* _Task statement_
Return every line of the data that contains the string "tampan".

* _Records from a dataset_
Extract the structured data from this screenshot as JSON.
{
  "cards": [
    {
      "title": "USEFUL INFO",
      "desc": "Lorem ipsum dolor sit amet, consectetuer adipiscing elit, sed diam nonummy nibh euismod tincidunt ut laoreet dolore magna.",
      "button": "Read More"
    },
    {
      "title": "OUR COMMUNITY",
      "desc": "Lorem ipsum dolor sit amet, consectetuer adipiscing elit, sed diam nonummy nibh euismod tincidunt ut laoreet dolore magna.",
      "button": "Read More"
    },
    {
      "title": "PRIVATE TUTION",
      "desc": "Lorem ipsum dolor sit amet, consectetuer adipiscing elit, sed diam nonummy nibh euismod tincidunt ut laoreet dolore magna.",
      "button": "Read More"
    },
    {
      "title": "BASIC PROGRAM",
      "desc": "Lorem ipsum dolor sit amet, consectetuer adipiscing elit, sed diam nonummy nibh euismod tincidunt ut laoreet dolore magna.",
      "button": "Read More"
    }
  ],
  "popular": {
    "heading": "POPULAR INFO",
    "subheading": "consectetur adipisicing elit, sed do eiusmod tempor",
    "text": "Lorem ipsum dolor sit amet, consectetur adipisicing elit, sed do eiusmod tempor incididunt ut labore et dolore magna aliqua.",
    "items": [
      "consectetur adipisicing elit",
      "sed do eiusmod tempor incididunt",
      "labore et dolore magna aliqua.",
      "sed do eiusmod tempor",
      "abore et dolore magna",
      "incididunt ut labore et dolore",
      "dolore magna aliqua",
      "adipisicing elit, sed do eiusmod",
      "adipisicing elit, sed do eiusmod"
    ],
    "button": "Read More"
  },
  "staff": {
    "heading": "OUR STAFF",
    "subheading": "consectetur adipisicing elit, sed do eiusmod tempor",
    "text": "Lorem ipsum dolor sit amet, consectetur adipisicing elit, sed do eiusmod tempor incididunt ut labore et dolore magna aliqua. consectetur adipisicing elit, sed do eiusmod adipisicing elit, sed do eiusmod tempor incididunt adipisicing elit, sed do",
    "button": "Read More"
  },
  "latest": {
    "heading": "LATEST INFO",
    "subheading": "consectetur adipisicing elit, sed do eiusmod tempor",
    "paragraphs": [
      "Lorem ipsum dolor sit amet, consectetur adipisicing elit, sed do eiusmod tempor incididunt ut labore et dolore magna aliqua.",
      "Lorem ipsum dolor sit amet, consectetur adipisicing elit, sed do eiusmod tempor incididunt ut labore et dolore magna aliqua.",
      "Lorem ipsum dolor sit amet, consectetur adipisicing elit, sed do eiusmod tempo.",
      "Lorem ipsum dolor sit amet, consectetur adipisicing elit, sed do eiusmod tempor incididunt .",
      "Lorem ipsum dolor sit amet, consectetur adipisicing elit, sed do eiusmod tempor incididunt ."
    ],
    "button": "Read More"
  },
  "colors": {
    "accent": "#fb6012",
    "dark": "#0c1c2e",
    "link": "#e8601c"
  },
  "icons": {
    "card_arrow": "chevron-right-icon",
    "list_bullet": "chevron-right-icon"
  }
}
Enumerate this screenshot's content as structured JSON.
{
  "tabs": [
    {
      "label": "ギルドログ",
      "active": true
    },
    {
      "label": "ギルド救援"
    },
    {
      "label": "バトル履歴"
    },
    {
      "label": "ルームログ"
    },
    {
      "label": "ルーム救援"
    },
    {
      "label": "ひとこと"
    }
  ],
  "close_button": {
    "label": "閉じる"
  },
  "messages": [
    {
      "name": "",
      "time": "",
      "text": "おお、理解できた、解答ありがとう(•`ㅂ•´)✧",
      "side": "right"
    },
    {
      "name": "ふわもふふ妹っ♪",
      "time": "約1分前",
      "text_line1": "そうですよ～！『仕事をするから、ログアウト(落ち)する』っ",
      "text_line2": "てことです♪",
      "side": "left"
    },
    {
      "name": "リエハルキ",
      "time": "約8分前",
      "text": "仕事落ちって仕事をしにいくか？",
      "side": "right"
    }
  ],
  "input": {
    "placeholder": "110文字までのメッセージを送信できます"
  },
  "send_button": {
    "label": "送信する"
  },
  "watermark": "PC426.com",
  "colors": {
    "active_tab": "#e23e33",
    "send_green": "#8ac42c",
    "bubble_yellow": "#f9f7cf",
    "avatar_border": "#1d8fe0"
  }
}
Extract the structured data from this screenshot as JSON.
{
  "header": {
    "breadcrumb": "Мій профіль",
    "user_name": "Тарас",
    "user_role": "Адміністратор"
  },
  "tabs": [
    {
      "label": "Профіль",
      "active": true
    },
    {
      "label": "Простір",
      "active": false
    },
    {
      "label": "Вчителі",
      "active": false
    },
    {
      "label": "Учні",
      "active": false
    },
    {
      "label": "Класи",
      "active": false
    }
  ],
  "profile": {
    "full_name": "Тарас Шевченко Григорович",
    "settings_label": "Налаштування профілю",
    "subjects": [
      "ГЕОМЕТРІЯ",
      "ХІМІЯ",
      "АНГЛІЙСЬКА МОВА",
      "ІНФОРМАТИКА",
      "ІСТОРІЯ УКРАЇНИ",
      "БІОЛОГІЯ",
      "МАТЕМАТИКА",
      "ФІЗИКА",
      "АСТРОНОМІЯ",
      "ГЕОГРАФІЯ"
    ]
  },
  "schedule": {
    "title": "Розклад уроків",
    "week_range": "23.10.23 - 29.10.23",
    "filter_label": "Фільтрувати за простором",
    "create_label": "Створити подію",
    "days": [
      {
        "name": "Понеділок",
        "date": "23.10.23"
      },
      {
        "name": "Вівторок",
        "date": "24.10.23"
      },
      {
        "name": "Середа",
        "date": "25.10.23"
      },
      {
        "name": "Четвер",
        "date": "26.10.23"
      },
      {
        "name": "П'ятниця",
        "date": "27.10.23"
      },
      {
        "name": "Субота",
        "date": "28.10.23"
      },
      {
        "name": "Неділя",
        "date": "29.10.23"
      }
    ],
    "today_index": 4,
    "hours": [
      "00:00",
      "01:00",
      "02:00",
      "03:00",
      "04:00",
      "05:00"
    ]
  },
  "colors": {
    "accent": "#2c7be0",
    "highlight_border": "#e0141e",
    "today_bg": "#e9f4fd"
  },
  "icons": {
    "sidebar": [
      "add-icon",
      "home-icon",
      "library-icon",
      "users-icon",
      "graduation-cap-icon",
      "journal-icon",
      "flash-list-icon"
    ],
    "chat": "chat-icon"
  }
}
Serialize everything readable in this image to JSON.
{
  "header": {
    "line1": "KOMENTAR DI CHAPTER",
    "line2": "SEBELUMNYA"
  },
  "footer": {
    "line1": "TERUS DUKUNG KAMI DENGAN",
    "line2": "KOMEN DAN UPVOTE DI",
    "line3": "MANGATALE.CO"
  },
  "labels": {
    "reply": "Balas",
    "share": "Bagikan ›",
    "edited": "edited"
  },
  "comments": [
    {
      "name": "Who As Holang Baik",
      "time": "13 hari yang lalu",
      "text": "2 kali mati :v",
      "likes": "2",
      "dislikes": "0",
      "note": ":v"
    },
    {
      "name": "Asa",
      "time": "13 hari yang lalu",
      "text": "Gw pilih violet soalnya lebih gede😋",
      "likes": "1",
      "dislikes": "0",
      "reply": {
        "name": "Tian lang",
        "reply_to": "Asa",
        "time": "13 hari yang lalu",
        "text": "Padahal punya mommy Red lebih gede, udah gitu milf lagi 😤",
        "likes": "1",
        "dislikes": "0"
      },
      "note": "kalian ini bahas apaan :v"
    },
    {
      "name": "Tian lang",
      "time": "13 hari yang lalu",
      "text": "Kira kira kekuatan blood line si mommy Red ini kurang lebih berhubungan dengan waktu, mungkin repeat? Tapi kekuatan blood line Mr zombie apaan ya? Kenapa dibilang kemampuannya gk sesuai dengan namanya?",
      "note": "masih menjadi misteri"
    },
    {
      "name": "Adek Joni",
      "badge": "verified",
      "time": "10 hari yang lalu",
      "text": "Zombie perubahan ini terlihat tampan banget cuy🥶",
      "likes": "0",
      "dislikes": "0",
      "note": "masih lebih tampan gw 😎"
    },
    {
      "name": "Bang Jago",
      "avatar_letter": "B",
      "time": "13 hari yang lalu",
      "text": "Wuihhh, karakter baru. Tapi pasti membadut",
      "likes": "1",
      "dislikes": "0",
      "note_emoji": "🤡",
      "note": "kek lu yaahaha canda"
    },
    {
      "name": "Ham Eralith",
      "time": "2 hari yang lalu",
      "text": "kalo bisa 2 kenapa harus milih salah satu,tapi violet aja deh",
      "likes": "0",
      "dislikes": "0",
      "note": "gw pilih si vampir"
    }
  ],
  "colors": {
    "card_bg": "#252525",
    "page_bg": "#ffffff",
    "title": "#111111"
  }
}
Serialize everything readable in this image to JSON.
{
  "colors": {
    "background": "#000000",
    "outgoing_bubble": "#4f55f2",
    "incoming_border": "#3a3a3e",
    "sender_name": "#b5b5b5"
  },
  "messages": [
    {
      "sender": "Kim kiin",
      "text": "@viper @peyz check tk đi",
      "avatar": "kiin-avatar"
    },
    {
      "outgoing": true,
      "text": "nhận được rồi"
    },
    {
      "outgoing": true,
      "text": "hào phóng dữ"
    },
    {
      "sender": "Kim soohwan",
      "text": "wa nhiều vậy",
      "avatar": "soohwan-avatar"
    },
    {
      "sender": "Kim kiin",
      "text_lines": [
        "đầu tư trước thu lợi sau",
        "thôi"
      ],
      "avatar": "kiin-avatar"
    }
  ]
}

* _Exercise solution_
      "text": "Zombie perubahan ini terlihat tampan banget cuy🥶",
      "note": "masih lebih tampan gw 😎"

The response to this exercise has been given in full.